SRINAGAR: Trust and honesty have got a brand new story. A Palestinian family based at Nablus has handed over the Turkish Consul General in Jerusalem, Ahmet Riza Demirer, a trust, which was left by a Turkish soldier during the First World War (WWI). The war that involved almost every part of the world took place between 1914 and 1918. Soon after the war, Jerusalem ceased to be part of the Ottoman Empire that crumbled.
The Trust comprised some cash that an unkown soldier had kept with the prominent Al-Aloul family and it retained the trust for more than a century, even without counting it.
“The handover ceremony took place at the headquarters of the Nablus Governorate in the occupied West Bank, and was attended by the Nablus Governor Ibrahim Ramadan, Undersecretary of the Ministry of Foreign Affairs and Emigrants Amal Jado and other political and security figures,” Palestinian news gatherer WAFA news agency reported on November 4, 2021.

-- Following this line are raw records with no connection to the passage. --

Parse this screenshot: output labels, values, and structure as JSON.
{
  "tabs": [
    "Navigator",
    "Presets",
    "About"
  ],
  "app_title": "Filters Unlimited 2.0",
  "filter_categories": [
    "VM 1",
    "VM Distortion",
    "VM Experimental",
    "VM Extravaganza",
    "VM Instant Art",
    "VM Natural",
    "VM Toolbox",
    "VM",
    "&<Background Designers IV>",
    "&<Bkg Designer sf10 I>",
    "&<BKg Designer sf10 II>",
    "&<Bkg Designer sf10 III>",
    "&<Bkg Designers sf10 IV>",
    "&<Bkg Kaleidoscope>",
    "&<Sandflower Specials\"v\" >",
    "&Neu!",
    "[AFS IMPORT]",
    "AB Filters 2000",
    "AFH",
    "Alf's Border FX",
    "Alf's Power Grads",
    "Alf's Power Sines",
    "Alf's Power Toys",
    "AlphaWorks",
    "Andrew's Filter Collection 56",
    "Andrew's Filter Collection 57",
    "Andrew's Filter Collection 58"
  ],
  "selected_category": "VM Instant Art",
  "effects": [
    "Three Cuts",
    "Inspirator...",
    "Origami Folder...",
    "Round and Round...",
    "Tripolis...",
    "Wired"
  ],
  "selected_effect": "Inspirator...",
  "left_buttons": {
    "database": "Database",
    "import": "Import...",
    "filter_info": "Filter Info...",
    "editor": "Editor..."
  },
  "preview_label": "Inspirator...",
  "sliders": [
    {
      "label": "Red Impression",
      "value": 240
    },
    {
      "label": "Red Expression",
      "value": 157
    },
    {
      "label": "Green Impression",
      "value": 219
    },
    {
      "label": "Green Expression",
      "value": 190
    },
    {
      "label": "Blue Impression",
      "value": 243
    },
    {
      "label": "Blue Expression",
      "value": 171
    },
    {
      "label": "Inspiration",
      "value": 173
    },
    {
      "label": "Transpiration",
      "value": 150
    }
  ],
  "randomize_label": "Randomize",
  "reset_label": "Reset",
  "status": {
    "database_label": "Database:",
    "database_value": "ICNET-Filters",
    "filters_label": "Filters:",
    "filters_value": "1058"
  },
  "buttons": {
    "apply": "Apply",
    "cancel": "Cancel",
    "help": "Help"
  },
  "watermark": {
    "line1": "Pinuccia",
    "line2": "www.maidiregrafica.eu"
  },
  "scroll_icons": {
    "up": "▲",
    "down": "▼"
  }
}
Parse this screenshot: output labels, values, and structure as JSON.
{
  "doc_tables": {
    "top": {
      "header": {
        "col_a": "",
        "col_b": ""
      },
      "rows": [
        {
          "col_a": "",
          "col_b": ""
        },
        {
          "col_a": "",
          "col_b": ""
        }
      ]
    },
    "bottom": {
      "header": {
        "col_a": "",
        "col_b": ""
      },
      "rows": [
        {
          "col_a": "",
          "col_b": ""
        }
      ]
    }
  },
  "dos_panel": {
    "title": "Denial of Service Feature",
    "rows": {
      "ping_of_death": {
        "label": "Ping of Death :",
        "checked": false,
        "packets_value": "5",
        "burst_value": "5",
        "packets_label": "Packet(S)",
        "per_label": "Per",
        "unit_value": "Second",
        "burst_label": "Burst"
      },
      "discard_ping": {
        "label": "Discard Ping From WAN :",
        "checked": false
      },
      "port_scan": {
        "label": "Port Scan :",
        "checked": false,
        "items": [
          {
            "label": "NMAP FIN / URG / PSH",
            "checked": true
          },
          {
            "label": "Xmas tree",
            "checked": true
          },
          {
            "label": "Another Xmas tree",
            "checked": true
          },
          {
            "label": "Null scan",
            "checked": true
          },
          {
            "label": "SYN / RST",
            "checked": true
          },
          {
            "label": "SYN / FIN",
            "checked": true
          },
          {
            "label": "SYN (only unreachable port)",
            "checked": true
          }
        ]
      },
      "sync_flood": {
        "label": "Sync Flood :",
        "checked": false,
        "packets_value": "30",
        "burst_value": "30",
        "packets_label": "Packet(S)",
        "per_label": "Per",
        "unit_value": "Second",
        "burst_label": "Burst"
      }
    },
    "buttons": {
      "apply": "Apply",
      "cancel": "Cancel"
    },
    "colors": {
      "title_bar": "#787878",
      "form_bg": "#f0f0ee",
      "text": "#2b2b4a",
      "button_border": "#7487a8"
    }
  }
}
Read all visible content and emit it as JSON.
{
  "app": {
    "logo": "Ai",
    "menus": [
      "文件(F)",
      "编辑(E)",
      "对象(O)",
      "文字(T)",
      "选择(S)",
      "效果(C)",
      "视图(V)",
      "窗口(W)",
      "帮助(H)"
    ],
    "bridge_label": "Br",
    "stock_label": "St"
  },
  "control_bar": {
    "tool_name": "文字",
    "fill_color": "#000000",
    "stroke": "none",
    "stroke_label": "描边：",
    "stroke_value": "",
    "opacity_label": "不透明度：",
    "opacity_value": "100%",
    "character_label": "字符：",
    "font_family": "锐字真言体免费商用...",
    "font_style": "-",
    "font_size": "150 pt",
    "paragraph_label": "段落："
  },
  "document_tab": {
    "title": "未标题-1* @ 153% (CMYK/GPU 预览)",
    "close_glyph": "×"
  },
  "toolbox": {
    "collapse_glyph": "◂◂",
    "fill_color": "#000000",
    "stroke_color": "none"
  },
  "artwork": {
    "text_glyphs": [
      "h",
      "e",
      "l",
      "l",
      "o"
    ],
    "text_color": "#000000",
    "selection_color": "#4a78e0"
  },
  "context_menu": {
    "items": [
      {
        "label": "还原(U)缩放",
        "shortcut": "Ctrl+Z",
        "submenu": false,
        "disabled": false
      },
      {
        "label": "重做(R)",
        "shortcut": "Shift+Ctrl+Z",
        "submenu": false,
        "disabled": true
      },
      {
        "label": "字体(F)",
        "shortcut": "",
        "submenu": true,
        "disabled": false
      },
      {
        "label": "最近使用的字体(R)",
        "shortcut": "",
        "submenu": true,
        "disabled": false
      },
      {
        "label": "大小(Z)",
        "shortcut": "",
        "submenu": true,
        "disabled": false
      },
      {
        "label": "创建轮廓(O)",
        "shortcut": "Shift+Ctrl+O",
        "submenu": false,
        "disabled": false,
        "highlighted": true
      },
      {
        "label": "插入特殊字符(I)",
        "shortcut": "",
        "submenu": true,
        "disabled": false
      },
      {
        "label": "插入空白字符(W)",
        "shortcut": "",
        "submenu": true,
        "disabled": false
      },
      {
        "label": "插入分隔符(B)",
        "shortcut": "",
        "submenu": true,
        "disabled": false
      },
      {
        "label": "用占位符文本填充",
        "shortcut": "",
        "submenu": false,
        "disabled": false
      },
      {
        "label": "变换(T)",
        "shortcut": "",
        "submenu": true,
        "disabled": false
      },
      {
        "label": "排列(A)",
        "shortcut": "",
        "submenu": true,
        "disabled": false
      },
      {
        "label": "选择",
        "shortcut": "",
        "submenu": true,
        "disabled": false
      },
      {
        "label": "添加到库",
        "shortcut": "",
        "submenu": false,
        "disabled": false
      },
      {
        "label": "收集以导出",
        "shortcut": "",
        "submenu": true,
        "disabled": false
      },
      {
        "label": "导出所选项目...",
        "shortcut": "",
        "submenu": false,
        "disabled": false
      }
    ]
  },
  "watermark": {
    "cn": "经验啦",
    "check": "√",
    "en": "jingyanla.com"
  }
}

“Demirer thanked the Al-Aloul family for maintaining the trust of the Turkish soldier for a hundred years, and said that this trust reflects the brotherhood between the two peoples,” the report said.
Ismail Al-Aloul, a member of the Al-Aloul family that had kept the trust for years, said he inherited the trust from his grandfather Omar and his grandfather’s brother, Mutee, who had received the trust from the pre-1917 Turkish soldier.
“He explained that his grandfather’s brother left with the Turkish soldier to the battlefield, and the Turkish soldier left the money with his grandfather,” Middle East Monitor reported. “Neither of them has returned,” he said, “but my grandfather opted to keep the money which was inherited to my father and then to me.”
“During World War I, an Ottoman soldier who was transferred to another front wrapped all of his money in a piece of cloth and entrusted it to the Palestinian Alul family’s forefathers before moving on to his new assignment,” official Turkish agency, Anadolu Agency reported. “The family handled the keepsake with care for 106 years before handing it over to Turkey’s Consul General in Jerusalem on Thursday.”
Ragip Hilmi el-Alul, a family member, told Anadolu Agency that the story dates back to 1915, when the soldier gave his money to Sir Rusdu, a well-known shopkeeper in Nablus, saying, “I will take it back if I can return.”
The soldier, whose identity was unknown to the family, never returned, and the grandchildren of Sir Rusdu continued protecting his keepsake, expecting that the soldier or one of his relatives would come to claim it.
“Indeed, the family did not even count the money thinking that it would breach the soldier’s trust until Anadolu Agency reported on the keepsake in 2018, which contained 147 Ottoman liras,” the news agency said. This sum, according to Turkish historians had the value of US $30,000 at the time, over 100 years ago.
Until the First World War, the area of historical Palestine was part of the Turkish-run Ottoman Empire, which collapsed in 1922 with the rise of the modern colonialization movement.
“On this day, the time has come to hand over the trust that a Palestinian family has maintained for more than a hundred years,” said Ramadan, as he handed over the trust, composed of Ottoman-era banknotes, to the Turkish Consul General.